Science at the Top of the World
This is a guest post by David Finkelstein. David is an OCT-certified teacher who is thrilled to be continuing his collaboration with the NFB. David focuses on hands-on and inquiry-based learning, and hopes to one day find himself knee-deep in the lakes and rivers of the Canadian North.
With all of the social and technological advancess humanity has made, it can be easy to forget that we started to explore the surface of our planet only in the last few centuries. Furthermore, our study of the depths of space and our oceans goes back just a few decades.
Earth science, by definition, is the branch of science dealing with the physical makeup of the earth and its atmosphere. While many scientists tend to focus on one particular aspect of earth science, such as geology or oceanography, it is the interrelation between different fields that can have the most significance.
Earth science research is often difficult and laborious, because changes are taking place very slowly and are hard to accurately report or analyze. However, the future health of the planet and its inhabitants relies on precisely this type of research.
Where do we go from here?

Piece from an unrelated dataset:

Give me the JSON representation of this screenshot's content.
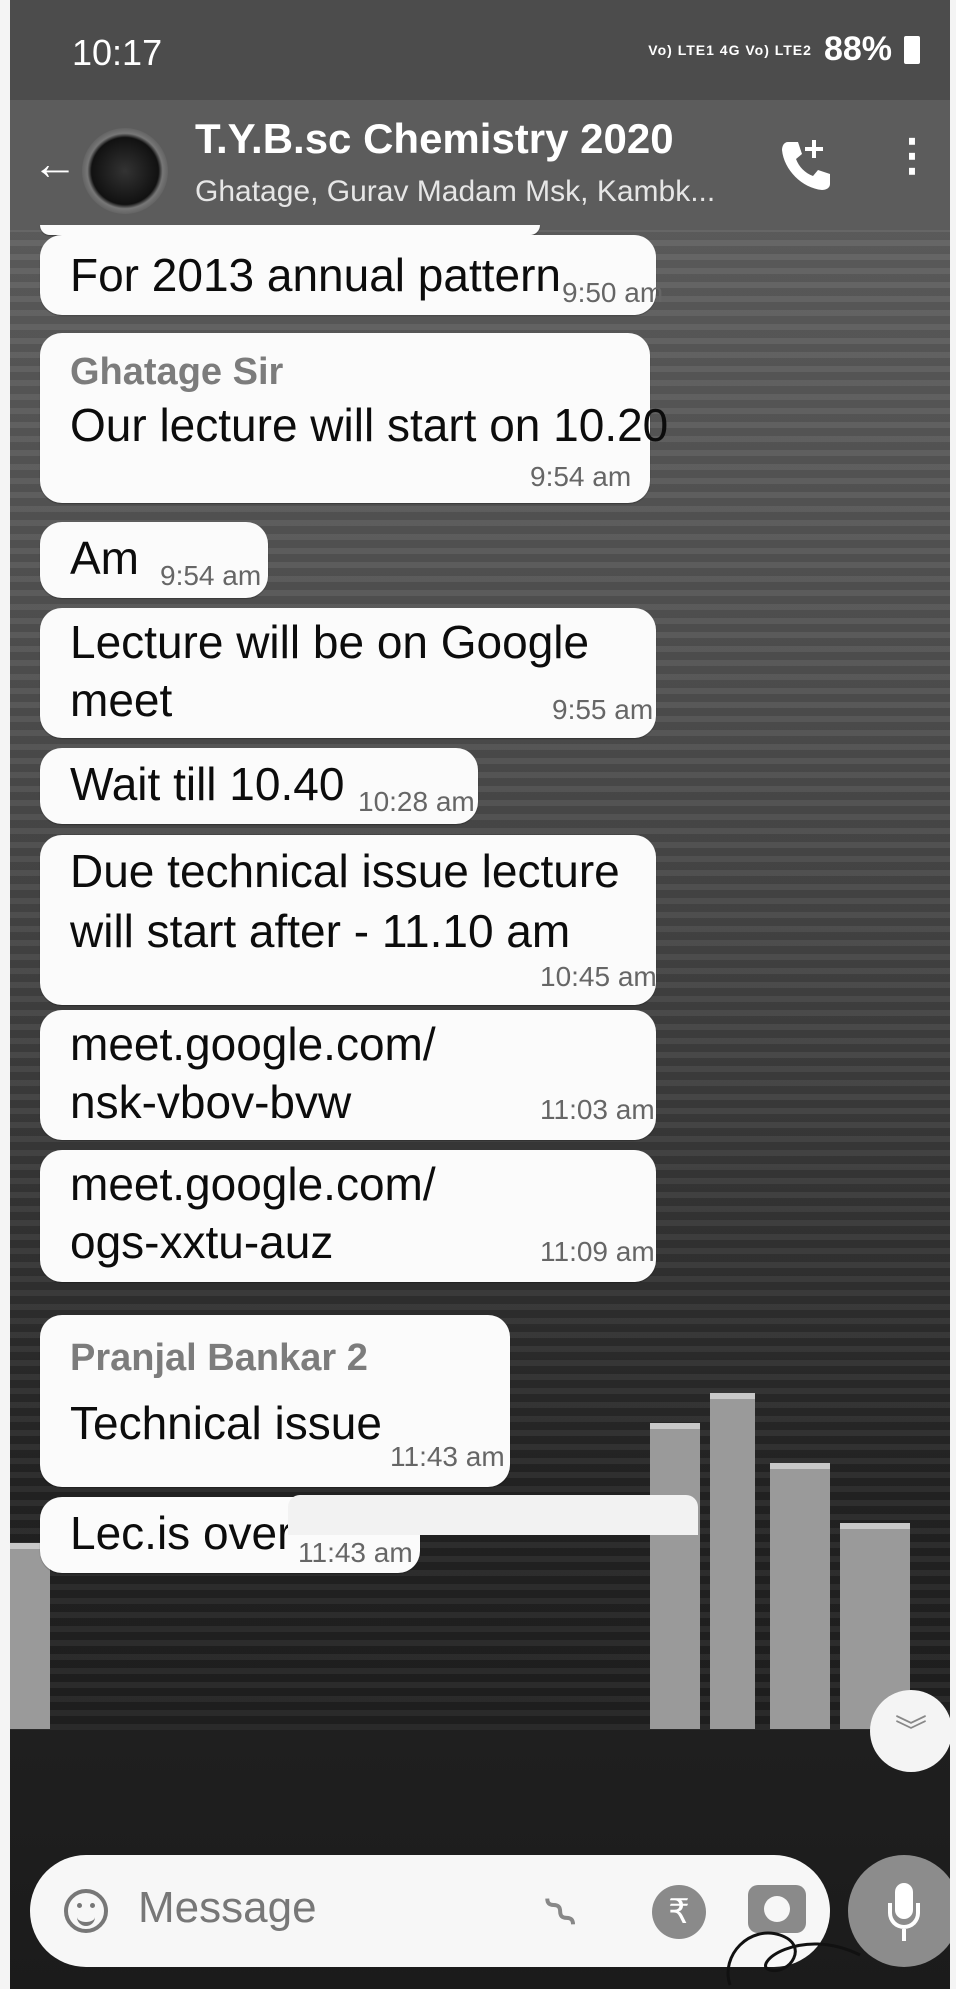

“Sir, how is any of this important once I leave school?” I’ve often found that one of the most challenging aspects of teaching is ensuring that the curriculum has connections to the outside world. Will learning about the makeup of a molecule, iambic pentameter or quadratic coefficients really make a difference? Science at the Top of the World, available as part of the NFB’s Education collection, allows students to see how a combination of education and experience can lead to rewarding, and even groundbreaking, careers in earth sciences (pun definitely intended).
The documentary profiles the ecosystems of the Canadian Arctic and the people who study, monitor, and live in them. Parks Canada, the Canadian Space Agency and the Canadian Centre for Remote Sensing have partnered together to get a clear picture of the changes taking place in our northern regions. Through the latest satellite technology and scientific field work, and with the help of traditional Inuit knowledge, the Canadian North is being studied in completely new ways.
For ease of use in the classroom, the NFB has divided the movie into 20 short clips. Each one focuses on a different aspect of the research, from the serious to the playful, and gives students options to embark on more specialized exploration. In one clip, scientists discuss how the study of ecotypes can help predict changes in grizzly bear feeding habits. In another, insect diversity is used as a model or template for the overall health of ecosystems. From permafrost to water sampling, exercise to weather stations, a wide range of opportunities in park research is evident.
In order knowledge to be unite, theory with practice, we must not separate it into independent parts. Naturally, we realize that the hole scientific world is based on practise. It is obvious that such information as iambic pentameter can be only once in our life and probably at school, but who knows to what new theory will lead us this fact, may be one day we would lack of this concrete moment.